TASK DIRECTIONS: Provide the count of lines below where "this" occurs, with no other output.

DATA PROVIDED:
════════════════════

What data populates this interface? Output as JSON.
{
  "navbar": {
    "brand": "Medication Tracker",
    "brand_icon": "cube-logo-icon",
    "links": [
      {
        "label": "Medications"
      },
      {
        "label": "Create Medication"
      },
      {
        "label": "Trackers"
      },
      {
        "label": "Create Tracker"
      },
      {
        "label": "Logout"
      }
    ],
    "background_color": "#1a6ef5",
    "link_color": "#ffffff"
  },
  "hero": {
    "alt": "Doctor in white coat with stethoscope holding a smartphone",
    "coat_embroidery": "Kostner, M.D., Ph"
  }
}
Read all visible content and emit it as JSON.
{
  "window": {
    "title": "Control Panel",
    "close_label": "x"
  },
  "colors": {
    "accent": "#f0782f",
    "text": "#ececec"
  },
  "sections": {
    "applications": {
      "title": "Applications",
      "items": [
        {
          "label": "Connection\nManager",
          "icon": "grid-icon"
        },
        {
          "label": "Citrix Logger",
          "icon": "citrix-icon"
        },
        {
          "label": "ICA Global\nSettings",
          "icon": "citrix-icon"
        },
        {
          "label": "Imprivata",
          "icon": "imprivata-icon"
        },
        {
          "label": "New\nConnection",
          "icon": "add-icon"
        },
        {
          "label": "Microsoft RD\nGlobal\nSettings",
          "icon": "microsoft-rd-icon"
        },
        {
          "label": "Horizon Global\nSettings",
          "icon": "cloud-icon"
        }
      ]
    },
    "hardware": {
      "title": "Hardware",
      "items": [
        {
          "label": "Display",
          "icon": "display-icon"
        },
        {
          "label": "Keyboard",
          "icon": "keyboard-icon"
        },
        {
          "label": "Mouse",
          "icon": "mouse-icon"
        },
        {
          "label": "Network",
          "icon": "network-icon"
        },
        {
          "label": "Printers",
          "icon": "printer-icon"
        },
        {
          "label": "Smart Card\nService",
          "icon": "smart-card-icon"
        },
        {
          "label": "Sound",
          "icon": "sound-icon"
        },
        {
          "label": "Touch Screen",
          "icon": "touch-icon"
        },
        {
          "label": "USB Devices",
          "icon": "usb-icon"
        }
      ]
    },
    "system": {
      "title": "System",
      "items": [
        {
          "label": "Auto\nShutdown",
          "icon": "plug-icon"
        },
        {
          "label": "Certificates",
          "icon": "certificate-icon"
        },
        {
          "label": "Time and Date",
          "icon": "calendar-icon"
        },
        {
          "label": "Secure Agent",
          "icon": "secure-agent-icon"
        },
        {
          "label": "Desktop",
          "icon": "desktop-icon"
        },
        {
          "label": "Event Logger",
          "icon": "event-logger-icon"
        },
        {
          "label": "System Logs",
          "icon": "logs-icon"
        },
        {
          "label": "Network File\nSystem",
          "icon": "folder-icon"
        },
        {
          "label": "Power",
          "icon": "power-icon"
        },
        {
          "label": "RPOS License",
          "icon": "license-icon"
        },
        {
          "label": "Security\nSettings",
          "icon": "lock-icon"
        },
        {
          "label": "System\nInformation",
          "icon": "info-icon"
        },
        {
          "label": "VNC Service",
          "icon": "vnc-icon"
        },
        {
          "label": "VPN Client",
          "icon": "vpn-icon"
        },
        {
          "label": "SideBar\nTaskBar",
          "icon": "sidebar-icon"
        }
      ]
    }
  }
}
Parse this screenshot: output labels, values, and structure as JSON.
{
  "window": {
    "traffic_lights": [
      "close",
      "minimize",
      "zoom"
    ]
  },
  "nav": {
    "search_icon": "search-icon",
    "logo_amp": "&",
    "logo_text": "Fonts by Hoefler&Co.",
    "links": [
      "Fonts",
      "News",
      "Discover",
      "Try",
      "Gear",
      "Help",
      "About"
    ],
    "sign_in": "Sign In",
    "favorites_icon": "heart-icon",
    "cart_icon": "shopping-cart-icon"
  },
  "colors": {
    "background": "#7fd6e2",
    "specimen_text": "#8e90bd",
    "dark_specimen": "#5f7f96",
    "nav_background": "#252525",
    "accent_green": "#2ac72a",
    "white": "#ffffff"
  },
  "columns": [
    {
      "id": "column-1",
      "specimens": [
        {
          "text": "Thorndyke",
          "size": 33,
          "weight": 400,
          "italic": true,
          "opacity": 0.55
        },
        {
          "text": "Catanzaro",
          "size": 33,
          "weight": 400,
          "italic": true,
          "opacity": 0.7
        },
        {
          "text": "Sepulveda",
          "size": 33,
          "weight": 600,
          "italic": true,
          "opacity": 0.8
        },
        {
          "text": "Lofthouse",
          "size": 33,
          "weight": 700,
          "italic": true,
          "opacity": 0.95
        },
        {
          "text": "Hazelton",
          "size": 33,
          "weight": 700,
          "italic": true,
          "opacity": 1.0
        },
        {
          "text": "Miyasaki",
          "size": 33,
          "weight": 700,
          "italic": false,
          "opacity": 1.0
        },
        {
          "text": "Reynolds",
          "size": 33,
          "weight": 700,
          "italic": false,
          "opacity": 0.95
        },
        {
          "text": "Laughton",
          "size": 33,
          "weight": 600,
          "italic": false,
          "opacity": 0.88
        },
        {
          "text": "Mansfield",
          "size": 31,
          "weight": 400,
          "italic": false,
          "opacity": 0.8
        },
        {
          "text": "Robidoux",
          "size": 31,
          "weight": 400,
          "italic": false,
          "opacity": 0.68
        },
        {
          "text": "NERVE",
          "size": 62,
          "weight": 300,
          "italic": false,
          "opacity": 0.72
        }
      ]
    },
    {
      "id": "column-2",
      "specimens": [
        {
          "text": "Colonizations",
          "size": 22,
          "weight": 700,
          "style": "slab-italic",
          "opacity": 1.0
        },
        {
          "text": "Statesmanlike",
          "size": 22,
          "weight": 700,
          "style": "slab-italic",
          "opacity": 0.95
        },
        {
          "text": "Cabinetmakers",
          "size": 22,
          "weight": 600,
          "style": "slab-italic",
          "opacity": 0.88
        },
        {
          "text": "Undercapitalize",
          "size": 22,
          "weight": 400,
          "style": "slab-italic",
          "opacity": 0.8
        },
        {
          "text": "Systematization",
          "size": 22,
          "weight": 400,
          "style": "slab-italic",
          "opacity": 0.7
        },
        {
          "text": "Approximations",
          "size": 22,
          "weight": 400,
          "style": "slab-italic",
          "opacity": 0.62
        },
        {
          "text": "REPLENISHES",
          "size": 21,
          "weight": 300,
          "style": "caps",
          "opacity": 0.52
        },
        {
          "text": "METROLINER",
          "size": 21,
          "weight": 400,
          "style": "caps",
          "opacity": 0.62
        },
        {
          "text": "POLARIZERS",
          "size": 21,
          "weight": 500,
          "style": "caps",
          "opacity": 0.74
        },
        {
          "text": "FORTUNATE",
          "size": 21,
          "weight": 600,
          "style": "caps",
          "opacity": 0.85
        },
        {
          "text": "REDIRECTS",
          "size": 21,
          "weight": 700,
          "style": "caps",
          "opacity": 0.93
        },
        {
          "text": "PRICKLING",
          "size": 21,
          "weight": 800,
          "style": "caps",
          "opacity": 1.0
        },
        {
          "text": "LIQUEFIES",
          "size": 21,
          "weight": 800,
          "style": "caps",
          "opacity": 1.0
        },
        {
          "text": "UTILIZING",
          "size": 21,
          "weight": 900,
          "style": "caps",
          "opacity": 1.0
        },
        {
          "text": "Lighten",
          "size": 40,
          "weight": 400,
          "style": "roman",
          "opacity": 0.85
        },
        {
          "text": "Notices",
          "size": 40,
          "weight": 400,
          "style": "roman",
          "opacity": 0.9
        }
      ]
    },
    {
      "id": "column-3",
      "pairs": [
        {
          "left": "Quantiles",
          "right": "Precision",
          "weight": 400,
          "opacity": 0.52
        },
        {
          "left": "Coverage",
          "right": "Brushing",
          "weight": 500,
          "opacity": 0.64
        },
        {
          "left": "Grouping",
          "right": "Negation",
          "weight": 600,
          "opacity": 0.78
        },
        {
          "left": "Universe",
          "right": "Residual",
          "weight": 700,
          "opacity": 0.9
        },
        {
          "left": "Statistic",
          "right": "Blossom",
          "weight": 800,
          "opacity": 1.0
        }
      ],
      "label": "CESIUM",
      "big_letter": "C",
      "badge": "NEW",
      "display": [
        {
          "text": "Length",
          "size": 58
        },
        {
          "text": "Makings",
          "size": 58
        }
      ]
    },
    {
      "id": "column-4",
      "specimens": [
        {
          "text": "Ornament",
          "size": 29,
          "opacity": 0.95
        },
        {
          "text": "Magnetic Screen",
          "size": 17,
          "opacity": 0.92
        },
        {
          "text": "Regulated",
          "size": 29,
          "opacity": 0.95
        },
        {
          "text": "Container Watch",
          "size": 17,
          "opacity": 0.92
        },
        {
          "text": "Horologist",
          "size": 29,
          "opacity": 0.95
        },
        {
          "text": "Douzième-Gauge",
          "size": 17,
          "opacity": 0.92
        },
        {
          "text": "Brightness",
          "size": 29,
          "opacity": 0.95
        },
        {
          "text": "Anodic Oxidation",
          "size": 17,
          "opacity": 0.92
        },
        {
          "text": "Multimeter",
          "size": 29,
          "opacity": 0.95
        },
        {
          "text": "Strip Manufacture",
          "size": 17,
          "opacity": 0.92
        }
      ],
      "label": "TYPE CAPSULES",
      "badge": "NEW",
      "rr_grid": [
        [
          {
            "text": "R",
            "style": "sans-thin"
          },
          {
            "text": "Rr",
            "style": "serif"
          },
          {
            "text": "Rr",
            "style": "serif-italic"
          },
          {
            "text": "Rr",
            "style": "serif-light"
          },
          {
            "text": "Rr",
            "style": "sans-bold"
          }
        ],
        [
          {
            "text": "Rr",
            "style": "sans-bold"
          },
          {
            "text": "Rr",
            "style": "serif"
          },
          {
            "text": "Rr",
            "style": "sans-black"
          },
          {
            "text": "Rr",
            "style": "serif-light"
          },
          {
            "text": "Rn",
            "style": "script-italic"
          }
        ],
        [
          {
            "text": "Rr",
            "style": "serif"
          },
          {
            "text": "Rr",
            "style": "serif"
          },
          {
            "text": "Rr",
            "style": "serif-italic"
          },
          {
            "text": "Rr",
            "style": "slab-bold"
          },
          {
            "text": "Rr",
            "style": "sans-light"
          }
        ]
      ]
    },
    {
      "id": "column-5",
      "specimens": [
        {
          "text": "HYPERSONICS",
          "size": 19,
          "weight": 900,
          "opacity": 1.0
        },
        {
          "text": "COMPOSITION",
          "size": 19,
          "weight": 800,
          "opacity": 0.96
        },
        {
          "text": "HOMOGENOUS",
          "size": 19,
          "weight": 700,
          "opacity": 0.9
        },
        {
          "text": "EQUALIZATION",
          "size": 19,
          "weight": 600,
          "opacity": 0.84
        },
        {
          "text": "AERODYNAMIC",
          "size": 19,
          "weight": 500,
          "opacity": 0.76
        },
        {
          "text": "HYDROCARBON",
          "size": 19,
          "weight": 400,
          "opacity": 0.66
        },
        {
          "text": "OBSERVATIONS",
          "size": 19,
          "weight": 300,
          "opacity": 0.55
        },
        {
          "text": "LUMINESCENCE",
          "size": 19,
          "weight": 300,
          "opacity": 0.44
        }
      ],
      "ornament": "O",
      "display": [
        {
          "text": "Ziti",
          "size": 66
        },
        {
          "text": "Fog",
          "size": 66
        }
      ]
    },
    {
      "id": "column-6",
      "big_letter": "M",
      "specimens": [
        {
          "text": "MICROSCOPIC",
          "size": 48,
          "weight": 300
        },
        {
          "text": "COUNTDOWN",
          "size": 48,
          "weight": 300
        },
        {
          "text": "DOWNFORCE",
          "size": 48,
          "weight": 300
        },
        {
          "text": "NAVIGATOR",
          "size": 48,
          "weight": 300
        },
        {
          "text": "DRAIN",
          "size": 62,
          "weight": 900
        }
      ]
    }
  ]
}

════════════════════

OUTPUT: 2